Santeria was the legacy of my family. It kept my Puerto Rican family in bondage for generations. The Lord in His tender lovingkindness looked upon my mother and chose her to be the one to break this generational sin. He did this by instructing her in His ways from her childhood and as a result, her mother (my abuela) came to faith as did I, also in my childhood.

Praise be to The Lord!

Since Santeria is witchcraft, we know that those who practice it are exposed to demonic activity and to possession by demons themselves. I have to wonder if the vicious cycles of drug abuse, domestic violence, molestation, poverty, and lack of education are all due to my family’s involvement with witchcraft. I’m inclined to believe that it’s the cause, because we know that The Lord brings restoration, peace, and comfort to our souls.

It’s tough for me to swallow this part of my family’s legacy. I wish it were not so, but then The Lord reminds me that He takes the most unlikely candidate and turns them into one of His fiercest and bravest soldiers. Although my family was bound in the past, the generations to come (should The Lord tarry), will not be bound by any of those generational sins and curses.

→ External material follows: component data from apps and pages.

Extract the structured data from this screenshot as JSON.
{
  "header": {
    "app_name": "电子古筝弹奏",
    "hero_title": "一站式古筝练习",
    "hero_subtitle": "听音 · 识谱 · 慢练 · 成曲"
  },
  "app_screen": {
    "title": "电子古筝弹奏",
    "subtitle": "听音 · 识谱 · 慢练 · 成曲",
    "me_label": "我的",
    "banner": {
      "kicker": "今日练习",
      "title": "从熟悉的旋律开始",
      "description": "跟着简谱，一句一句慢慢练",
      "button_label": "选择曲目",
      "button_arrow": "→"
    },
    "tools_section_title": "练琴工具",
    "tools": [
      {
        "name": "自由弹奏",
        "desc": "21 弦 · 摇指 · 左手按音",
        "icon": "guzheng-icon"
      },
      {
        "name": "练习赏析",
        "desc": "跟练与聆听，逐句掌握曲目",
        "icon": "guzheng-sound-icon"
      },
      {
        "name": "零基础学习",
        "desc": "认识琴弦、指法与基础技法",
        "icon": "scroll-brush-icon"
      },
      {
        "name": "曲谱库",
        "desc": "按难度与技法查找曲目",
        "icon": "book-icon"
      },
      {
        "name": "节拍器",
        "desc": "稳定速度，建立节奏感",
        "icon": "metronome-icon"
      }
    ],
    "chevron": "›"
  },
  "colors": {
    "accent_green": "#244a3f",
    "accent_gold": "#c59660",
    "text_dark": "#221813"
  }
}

Who would have thought that the great-granddaughter of a woman who practiced Santeria would be a strong-minded, discerning, loyal follower of Jesus Christ? I thank God that He is restoring my family’s story through my mother and through my own life as well.

How does one restore their family’s legacy? Simple. Jesus! Give your life to Jesus and He breaks any generational sin and/or curse. He will restore what has been broken through His hand over your life.

 

Rest in His arms,

 

Gabrielle G.